● Task brief: Pull every line with "value" from the data below and copy it.

Start of Records provided

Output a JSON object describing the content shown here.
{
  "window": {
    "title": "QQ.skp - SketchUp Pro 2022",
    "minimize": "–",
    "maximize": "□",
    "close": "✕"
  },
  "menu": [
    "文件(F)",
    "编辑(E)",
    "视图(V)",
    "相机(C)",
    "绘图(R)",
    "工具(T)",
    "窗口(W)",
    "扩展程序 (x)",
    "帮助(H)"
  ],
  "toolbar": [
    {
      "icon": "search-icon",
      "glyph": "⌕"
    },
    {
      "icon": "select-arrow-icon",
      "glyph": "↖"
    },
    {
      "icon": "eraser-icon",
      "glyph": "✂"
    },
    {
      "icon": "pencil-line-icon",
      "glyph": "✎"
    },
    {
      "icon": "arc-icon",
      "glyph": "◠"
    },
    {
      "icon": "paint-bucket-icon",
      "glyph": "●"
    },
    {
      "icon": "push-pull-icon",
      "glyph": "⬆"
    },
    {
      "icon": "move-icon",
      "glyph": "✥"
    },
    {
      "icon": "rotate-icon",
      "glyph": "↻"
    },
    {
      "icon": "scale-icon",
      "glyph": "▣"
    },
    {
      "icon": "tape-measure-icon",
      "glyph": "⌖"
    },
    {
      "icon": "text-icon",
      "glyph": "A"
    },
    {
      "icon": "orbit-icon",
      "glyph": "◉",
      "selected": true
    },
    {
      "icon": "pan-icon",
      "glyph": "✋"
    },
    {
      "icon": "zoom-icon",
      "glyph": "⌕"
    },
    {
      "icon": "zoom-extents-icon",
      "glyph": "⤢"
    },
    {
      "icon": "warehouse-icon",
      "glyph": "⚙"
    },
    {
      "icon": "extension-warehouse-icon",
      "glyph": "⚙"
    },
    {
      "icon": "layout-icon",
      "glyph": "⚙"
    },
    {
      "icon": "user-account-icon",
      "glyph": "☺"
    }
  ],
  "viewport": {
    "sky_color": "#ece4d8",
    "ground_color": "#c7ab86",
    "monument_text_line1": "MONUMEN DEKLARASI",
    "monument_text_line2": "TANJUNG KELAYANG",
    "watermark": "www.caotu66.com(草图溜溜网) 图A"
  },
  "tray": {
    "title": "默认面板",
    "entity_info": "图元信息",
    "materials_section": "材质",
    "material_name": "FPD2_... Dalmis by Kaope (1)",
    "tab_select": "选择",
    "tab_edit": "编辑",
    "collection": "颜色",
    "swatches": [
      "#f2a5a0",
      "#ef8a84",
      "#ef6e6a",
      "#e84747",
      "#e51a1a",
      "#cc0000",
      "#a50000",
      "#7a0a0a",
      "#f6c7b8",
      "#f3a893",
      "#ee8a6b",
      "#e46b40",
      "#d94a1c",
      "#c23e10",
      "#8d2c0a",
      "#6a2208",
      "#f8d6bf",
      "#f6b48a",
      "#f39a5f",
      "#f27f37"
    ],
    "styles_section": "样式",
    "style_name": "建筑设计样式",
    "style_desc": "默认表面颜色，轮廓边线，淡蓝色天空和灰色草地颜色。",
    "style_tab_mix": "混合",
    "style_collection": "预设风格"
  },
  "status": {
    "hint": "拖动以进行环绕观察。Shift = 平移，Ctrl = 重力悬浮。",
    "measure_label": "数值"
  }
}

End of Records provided
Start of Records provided

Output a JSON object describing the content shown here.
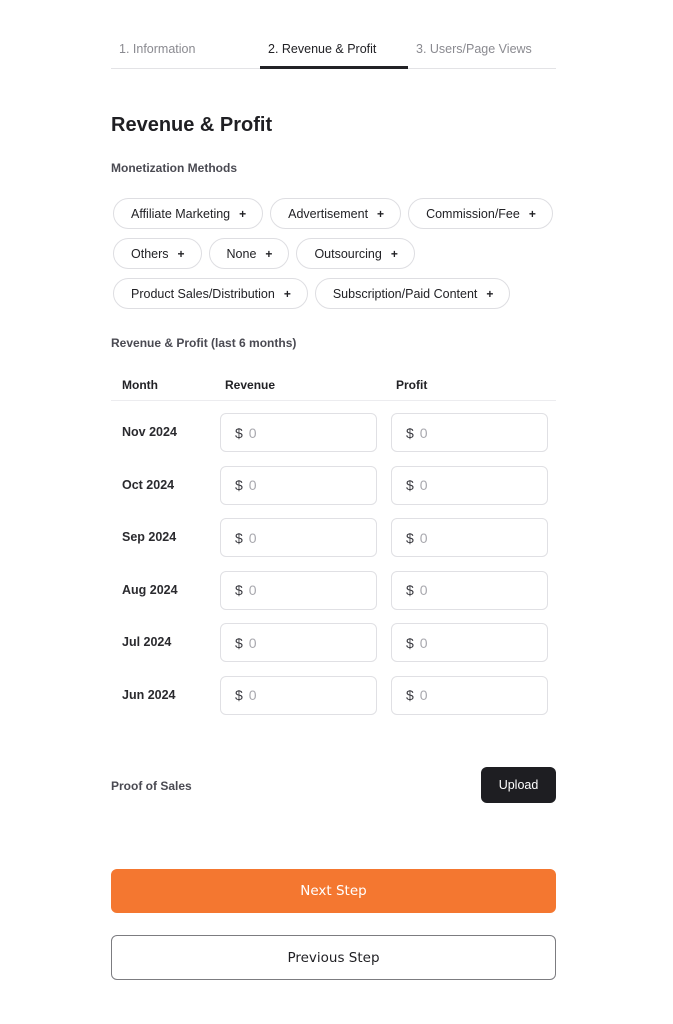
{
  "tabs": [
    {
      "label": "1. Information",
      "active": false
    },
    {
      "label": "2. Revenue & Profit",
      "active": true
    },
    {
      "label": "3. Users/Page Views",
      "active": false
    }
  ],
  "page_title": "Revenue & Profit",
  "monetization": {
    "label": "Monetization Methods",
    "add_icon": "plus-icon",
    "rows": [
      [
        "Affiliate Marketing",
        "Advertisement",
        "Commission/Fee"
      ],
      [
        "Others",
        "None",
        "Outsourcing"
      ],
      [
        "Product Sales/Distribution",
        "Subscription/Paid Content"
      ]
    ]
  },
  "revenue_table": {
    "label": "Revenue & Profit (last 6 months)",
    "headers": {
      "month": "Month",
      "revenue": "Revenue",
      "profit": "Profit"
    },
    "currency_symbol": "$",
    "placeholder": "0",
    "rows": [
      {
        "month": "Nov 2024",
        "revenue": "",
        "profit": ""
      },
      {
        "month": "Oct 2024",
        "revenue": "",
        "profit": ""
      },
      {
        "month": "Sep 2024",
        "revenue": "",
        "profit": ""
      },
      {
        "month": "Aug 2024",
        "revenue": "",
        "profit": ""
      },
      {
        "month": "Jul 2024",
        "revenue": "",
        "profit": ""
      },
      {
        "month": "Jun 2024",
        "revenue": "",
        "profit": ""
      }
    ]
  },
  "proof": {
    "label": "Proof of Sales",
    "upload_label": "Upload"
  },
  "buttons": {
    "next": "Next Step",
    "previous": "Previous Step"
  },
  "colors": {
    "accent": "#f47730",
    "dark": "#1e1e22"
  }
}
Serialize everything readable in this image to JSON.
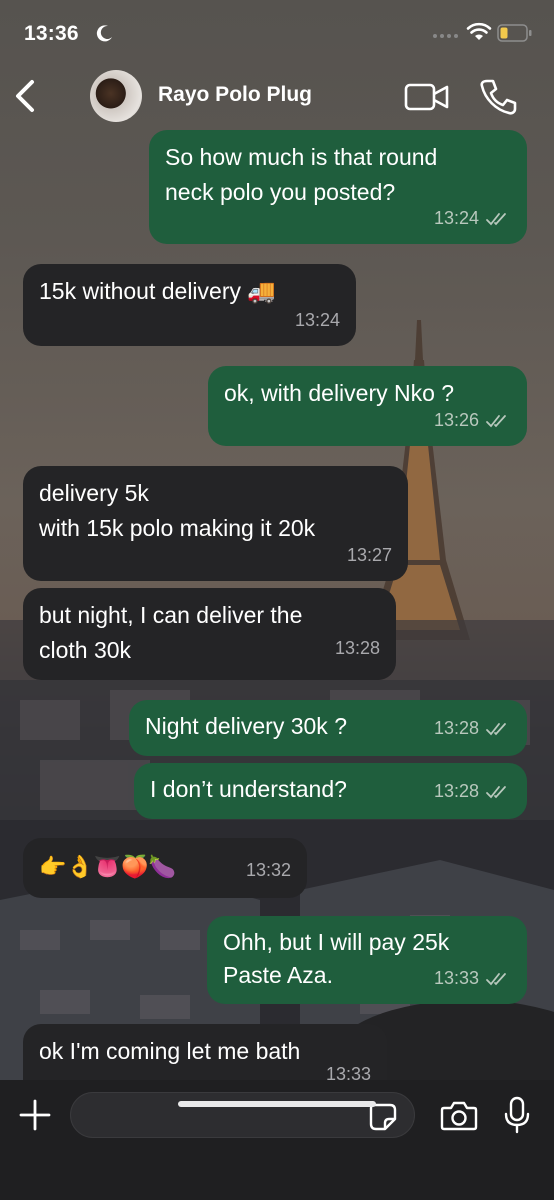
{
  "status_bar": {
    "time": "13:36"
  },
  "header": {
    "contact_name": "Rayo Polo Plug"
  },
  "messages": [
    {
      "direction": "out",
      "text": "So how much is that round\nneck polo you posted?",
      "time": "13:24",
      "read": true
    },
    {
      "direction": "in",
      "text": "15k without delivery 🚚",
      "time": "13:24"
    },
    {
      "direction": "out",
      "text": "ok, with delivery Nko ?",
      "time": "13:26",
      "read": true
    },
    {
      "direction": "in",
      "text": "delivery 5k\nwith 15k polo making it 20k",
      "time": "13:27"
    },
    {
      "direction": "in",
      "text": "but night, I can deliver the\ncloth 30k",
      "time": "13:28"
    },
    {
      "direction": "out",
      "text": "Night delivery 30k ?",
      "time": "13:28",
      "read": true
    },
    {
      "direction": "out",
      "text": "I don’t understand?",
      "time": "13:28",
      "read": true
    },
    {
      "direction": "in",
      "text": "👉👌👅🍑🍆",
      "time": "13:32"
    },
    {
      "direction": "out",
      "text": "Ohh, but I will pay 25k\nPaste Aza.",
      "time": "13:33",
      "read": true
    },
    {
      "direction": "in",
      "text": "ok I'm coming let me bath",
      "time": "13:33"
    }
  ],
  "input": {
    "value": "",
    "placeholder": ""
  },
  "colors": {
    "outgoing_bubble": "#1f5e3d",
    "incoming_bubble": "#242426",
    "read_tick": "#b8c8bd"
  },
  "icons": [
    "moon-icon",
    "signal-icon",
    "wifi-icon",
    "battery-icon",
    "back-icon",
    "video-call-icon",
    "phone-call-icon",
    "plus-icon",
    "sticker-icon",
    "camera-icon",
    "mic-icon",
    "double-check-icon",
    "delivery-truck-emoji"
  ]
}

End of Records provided
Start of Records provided

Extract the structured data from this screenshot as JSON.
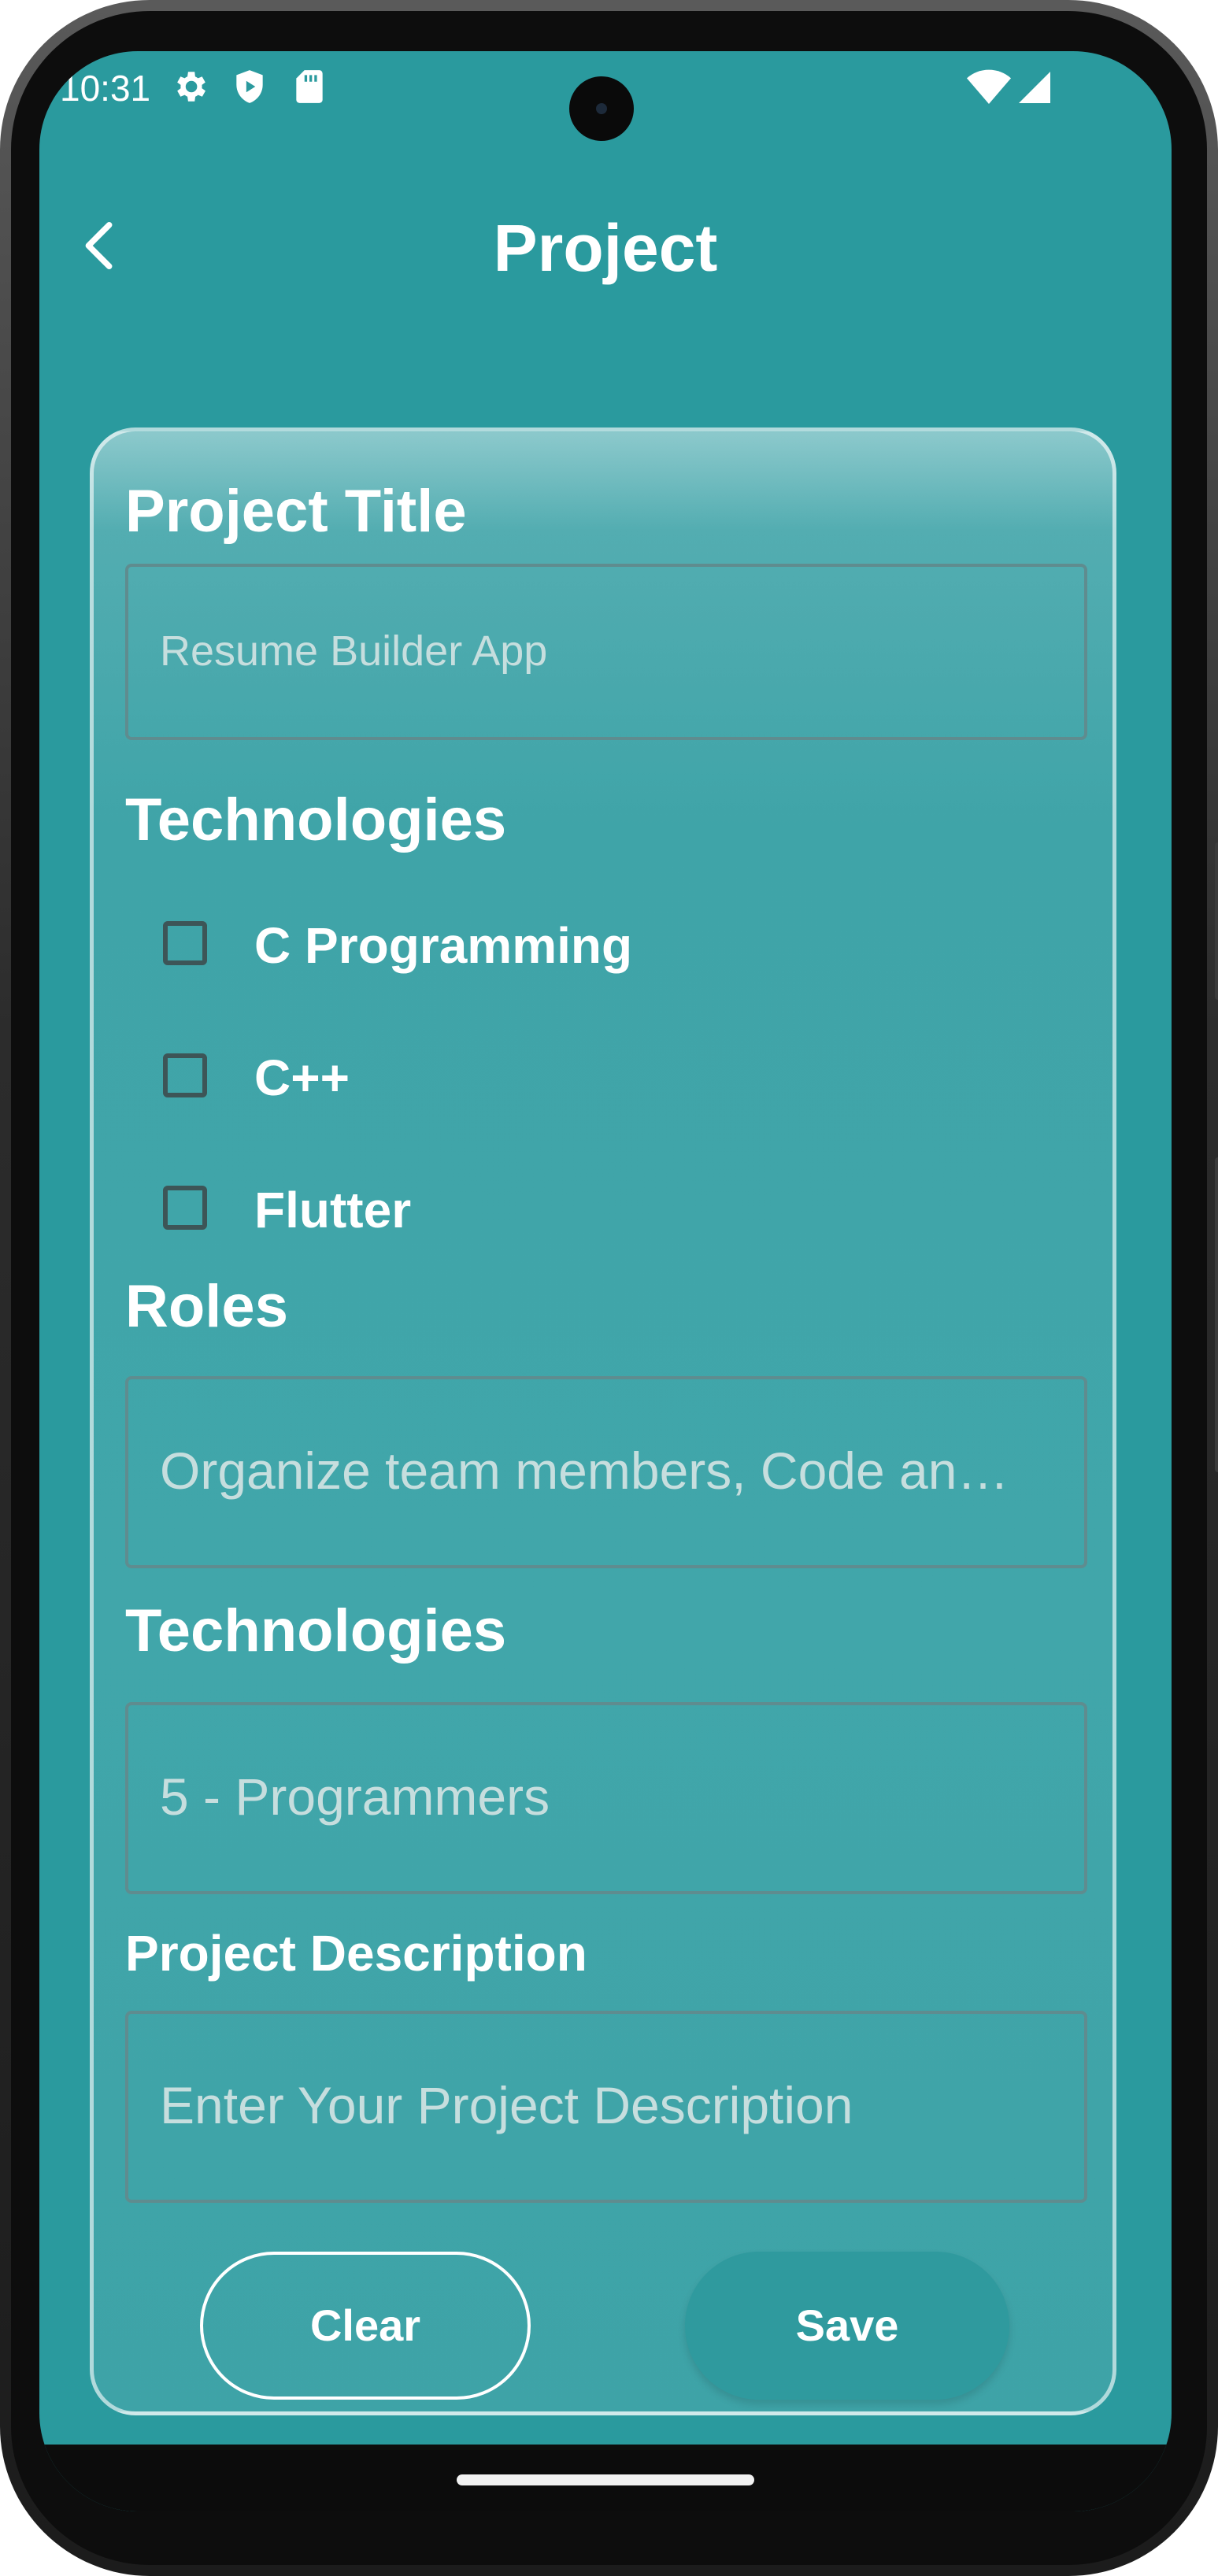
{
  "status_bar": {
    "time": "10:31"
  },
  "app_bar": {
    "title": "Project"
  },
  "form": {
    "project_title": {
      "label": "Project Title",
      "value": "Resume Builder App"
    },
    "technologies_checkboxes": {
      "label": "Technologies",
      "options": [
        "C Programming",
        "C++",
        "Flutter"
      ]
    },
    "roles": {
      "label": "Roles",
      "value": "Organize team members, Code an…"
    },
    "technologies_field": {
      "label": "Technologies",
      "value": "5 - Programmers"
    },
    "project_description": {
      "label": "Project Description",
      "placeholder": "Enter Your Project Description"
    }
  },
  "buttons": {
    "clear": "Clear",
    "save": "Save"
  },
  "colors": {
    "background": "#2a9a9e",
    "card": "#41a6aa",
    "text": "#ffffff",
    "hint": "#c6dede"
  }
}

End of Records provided

● Finished task:
    "value": "",
      "value": "Resume Builder App"
      "value": "Organize team members, Code an…"
      "value": "5 - Programmers"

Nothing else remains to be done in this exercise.